Even still, he's reluctant to discuss his modus operandi with his editors: "If they said, 'Don't ever [give money or buy food] again,' I don't know how I would do my job,' " he says, adding, "I'm not prepared to walk away and let somebody die."
Yet, except for extreme cases of famine or disease, there's also the tough question of how best to help the world's poorest. Any reporter doling out money knows the risks: The cash might not be spent wisely. It won't make a long-term difference. It could perpetuate dependence on foreign donors and aid groups. It will spark jealousy among the recipient's peers. For those reasons, even giving freely isn't often a liberating act.
"I didn't feel any warm rosy glow of altruistic delight by sending those kids to school," says Nolen, knowing their overall plight wouldn't improve dramatically. But in the end, giving them the money "was better than not doing it."
In the pages of The Baltimore Sun in February, readers met Joshua Masekoameng, a studious South African teen who has no electricity in his house and does his homework by candlelight. Some readers wanted to help. So the paper's Africa reporter, Scott Calvert, found out which study guides the boy needed, bought them, delivered them to the boy, and is getting reimbursed by readers. One reader is even starting a fundraising drive for Joshua's education. In all, Mr. Calvert estimates that he has spent several hours on responding to reader requests on this story alone.
Indeed, reporters in Africa spend many hours trying - sometimes in vain - to help readers help the people they've read about. "People send me cash or checks made out to random Sudanese villagers," says Stephanie Nolen of Canada's Globe and Mail, "or e-mails requesting bank details of random Sudanese villagers." Rural Sudan has no mail service, so Nolen can't mail the check. Then, there's not often a bank. Even if there were, it couldn't take a Canadian check. If she's going to the area again, she'll take cash. But she often ends up returning the check and suggesting the reader donate to an aid group.
Sometimes newspapers figure out a way to put readers' donations to work. After running a story last year about a woman in Malawi surviving on $1 a day, The Christian Science Monitor received some $6,000 from readers to help her. By partnering with the aid group CARE International, the Monitor was able to help set up a fund that's now paying for six girls in the village, including the woman's daughter, to go to school. A follow-up story in January 2006 led to about another $4,000 in donations. The freelance author of the first story, Xanthe Scharff, is now setting up a nonprofit group to help in the village. (http://people.csail.mit.edu/dfhuynh/projects/age/)

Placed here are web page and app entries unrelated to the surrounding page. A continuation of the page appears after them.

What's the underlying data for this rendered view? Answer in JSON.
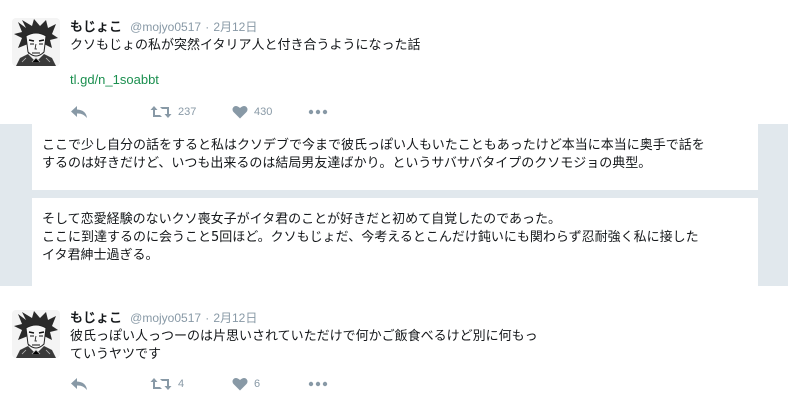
{
  "tweets": [
    {
      "author_name": "もじょこ",
      "handle": "@mojyo0517",
      "separator": "·",
      "date": "2月12日",
      "text": "クソもじょの私が突然イタリア人と付き合うようになった話",
      "link": "tl.gd/n_1soabbt",
      "retweets": "237",
      "likes": "430"
    },
    {
      "author_name": "もじょこ",
      "handle": "@mojyo0517",
      "separator": "·",
      "date": "2月12日",
      "text_line1": "彼氏っぽい人っつーのは片思いされていただけで何かご飯食べるけど別に何もっ",
      "text_line2": "ていうヤツです",
      "retweets": "4",
      "likes": "6"
    }
  ],
  "panels": [
    {
      "line1": "ここで少し自分の話をすると私はクソデブで今まで彼氏っぽい人もいたこともあったけど本当に本当に奥手で話を",
      "line2": "するのは好きだけど、いつも出来るのは結局男友達ばかり。というサバサバタイプのクソモジョの典型。"
    },
    {
      "line1": "そして恋愛経験のないクソ喪女子がイタ君のことが好きだと初めて自覚したのであった。",
      "line2": "ここに到達するのに会うこと5回ほど。クソもじょだ、今考えるとこんだけ鈍いにも関わらず忍耐強く私に接した",
      "line3": "イタ君紳士過ぎる。"
    }
  ],
  "colors": {
    "link": "#1b8f4f",
    "muted": "#8899a6",
    "band": "#e1e8ed"
  },
  "icons": [
    "reply-icon",
    "retweet-icon",
    "like-icon",
    "more-icon",
    "avatar-illustration"
  ]
}
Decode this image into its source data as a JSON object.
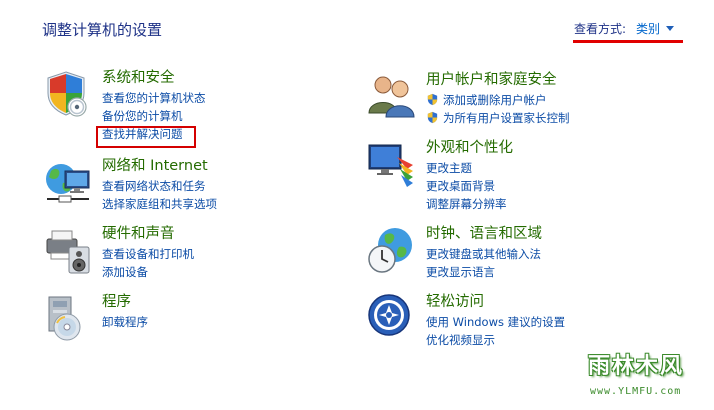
{
  "header": {
    "title": "调整计算机的设置",
    "view_by_label": "查看方式:",
    "view_by_value": "类别"
  },
  "categories": [
    {
      "key": "system",
      "icon": "system-security-icon",
      "title": "系统和安全",
      "links": [
        "查看您的计算机状态",
        "备份您的计算机",
        "查找并解决问题"
      ]
    },
    {
      "key": "network",
      "icon": "network-internet-icon",
      "title": "网络和 Internet",
      "links": [
        "查看网络状态和任务",
        "选择家庭组和共享选项"
      ]
    },
    {
      "key": "hardware",
      "icon": "hardware-sound-icon",
      "title": "硬件和声音",
      "links": [
        "查看设备和打印机",
        "添加设备"
      ]
    },
    {
      "key": "programs",
      "icon": "programs-icon",
      "title": "程序",
      "links": [
        "卸载程序"
      ]
    },
    {
      "key": "users",
      "icon": "user-accounts-icon",
      "title": "用户帐户和家庭安全",
      "links": [
        "添加或删除用户帐户",
        "为所有用户设置家长控制"
      ]
    },
    {
      "key": "appearance",
      "icon": "appearance-icon",
      "title": "外观和个性化",
      "links": [
        "更改主题",
        "更改桌面背景",
        "调整屏幕分辨率"
      ]
    },
    {
      "key": "clock",
      "icon": "clock-language-region-icon",
      "title": "时钟、语言和区域",
      "links": [
        "更改键盘或其他输入法",
        "更改显示语言"
      ]
    },
    {
      "key": "ease",
      "icon": "ease-of-access-icon",
      "title": "轻松访问",
      "links": [
        "使用 Windows 建议的设置",
        "优化视频显示"
      ]
    }
  ],
  "watermark": {
    "name": "雨林木风",
    "url": "www.YLMFU.com"
  },
  "colors": {
    "category_title": "#246b00",
    "link": "#0c4ca6",
    "annotation_red": "#d40000"
  }
}
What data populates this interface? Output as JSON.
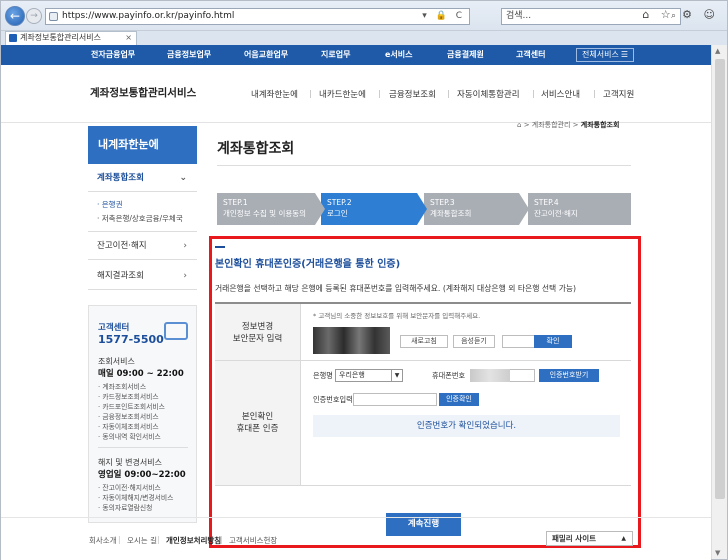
{
  "browser": {
    "url": "https://www.payinfo.or.kr/payinfo.html",
    "search_placeholder": "검색...",
    "tab_title": "계좌정보통합관리서비스",
    "tab_close": "×",
    "back": "←",
    "forward": "→",
    "addr_icons": "▾ 🔒 C",
    "search_icon": "⌕",
    "chrome_icons": "⌂ ☆ ⚙ ☺"
  },
  "gnb": {
    "items": [
      "전자금융업무",
      "금융정보업무",
      "어음교환업무",
      "지로업무",
      "e서비스",
      "금융결제원",
      "고객센터"
    ],
    "all_services": "전체서비스",
    "all_icon": "☰"
  },
  "header": {
    "logo": "계좌정보통합관리서비스",
    "menu": [
      "내계좌한눈에",
      "내카드한눈에",
      "금융정보조회",
      "자동이체통합관리",
      "서비스안내",
      "고객지원"
    ]
  },
  "sidebar": {
    "title": "내계좌한눈에",
    "items": [
      {
        "label": "계좌통합조회",
        "chev": "⌄"
      },
      {
        "label": "잔고이전·해지",
        "chev": "›"
      },
      {
        "label": "해지결과조회",
        "chev": "›"
      }
    ],
    "sub_links": [
      "· 은행권",
      "· 저축은행/상호금융/우체국"
    ],
    "cs": {
      "title": "고객센터",
      "phone": "1577-5500",
      "service_heading": "조회서비스",
      "service_hours": "매일 09:00 ~ 22:00",
      "service_items": [
        "· 계좌조회서비스",
        "· 카드정보조회서비스",
        "· 카드포인트조회서비스",
        "· 금융정보조회서비스",
        "· 자동이체조회서비스",
        "· 동의내역 확인서비스"
      ],
      "change_heading": "해지 및 변경서비스",
      "change_hours": "영업일 09:00~22:00",
      "change_items": [
        "· 잔고이전·해지서비스",
        "· 자동이체해지/변경서비스",
        "· 동의자료열람신청"
      ]
    }
  },
  "main": {
    "breadcrumb": {
      "home_icon": "⌂",
      "sep": ">",
      "l1": "계좌통합관리",
      "l2": "계좌통합조회"
    },
    "title": "계좌통합조회",
    "steps": [
      {
        "num": "STEP.1",
        "label": "개인정보 수집 및 이용동의",
        "color": "#a9aeb5"
      },
      {
        "num": "STEP.2",
        "label": "로그인",
        "color": "#2e7fd4"
      },
      {
        "num": "STEP.3",
        "label": "계좌통합조회",
        "color": "#a9aeb5"
      },
      {
        "num": "STEP.4",
        "label": "잔고이전·해지",
        "color": "#a9aeb5"
      }
    ],
    "auth": {
      "title": "본인확인 휴대폰인증(거래은행을 통한 인증)",
      "desc": "거래은행을 선택하고 해당 은행에 등록된 휴대폰번호를 입력해주세요. (계좌해지 대상은행 외 타은행 선택 가능)",
      "security_label_1": "정보변경",
      "security_label_2": "보안문자 입력",
      "security_note": "* 고객님의 소중한 정보보호를 위해 보안문자를 입력해주세요.",
      "refresh_btn": "새로고침",
      "audio_btn": "음성듣기",
      "confirm_btn": "확인",
      "phone_label_1": "본인확인",
      "phone_label_2": "휴대폰 인증",
      "bank_label": "은행명",
      "bank_value": "우리은행",
      "select_arrow": "▼",
      "phone_num_label": "휴대폰번호",
      "send_code_btn": "인증번호받기",
      "code_label": "인증번호입력",
      "verify_btn": "인증확인",
      "verified_msg": "인증번호가 확인되었습니다.",
      "proceed_btn": "계속진행"
    }
  },
  "footer": {
    "links": [
      "회사소개",
      "오시는 길",
      "개인정보처리방침",
      "고객서비스헌장"
    ],
    "sep": "|",
    "family_site": "패밀리 사이트",
    "family_arrow": "▲"
  },
  "scrollbar": {
    "up": "▲",
    "down": "▼"
  }
}
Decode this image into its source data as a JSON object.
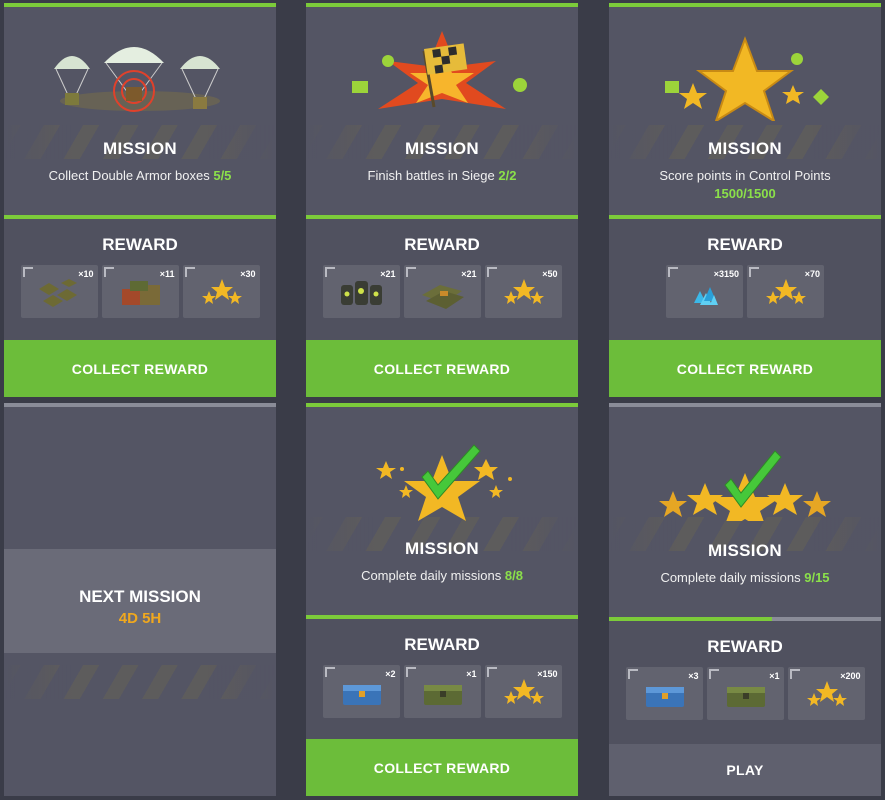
{
  "cards": [
    {
      "mission_title": "MISSION",
      "mission_desc": "Collect Double Armor boxes",
      "progress": "5/5",
      "art": "parachute-crates",
      "reward_title": "REWARD",
      "rewards": [
        {
          "icon": "double-armor-box-icon",
          "qty": "×10"
        },
        {
          "icon": "supply-crate-icon",
          "qty": "×11"
        },
        {
          "icon": "stars-icon",
          "qty": "×30"
        }
      ],
      "button": "COLLECT REWARD"
    },
    {
      "mission_title": "MISSION",
      "mission_desc": "Finish battles in Siege",
      "progress": "2/2",
      "art": "checkered-flag-explosion",
      "reward_title": "REWARD",
      "rewards": [
        {
          "icon": "fuel-barrels-icon",
          "qty": "×21"
        },
        {
          "icon": "repair-kits-icon",
          "qty": "×21"
        },
        {
          "icon": "stars-icon",
          "qty": "×50"
        }
      ],
      "button": "COLLECT REWARD"
    },
    {
      "mission_title": "MISSION",
      "mission_desc": "Score points in Control Points",
      "progress": "1500/1500",
      "art": "big-star",
      "reward_title": "REWARD",
      "rewards": [
        {
          "icon": "crystals-icon",
          "qty": "×3150"
        },
        {
          "icon": "stars-icon",
          "qty": "×70"
        }
      ],
      "button": "COLLECT REWARD"
    },
    {
      "next_title": "NEXT MISSION",
      "next_time": "4D 5H"
    },
    {
      "mission_title": "MISSION",
      "mission_desc": "Complete daily missions",
      "progress": "8/8",
      "art": "star-checkmark",
      "reward_title": "REWARD",
      "rewards": [
        {
          "icon": "blue-container-icon",
          "qty": "×2"
        },
        {
          "icon": "green-container-icon",
          "qty": "×1"
        },
        {
          "icon": "stars-icon",
          "qty": "×150"
        }
      ],
      "button": "COLLECT REWARD"
    },
    {
      "mission_title": "MISSION",
      "mission_desc": "Complete daily missions",
      "progress": "9/15",
      "progress_fraction": 0.6,
      "art": "stars-row-checkmark",
      "reward_title": "REWARD",
      "rewards": [
        {
          "icon": "blue-container-icon",
          "qty": "×3"
        },
        {
          "icon": "green-container-icon",
          "qty": "×1"
        },
        {
          "icon": "stars-icon",
          "qty": "×200"
        }
      ],
      "button": "PLAY"
    }
  ],
  "colors": {
    "accent_green": "#7ccb3a",
    "progress_text": "#8be04a",
    "timer_orange": "#f0a81e",
    "card_bg": "#545564"
  }
}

Others see these kinds of responses as too touchy-feely - and counterproductive for journalism. "I don't fundamentally see our purpose as to alleviate suffering in the world," says one Western reporter based in South Africa, who asked not to be named. He declines to be an intermediary between readers and subjects for cash or gifts. Rather, he'll suggest an aid group that can help. This enables him to preserve independence, which, he argues, is key to the profession's long-term success. "We're some of the few noncombatants in the world's struggles. Our job is to be the eyes and ears, not actors."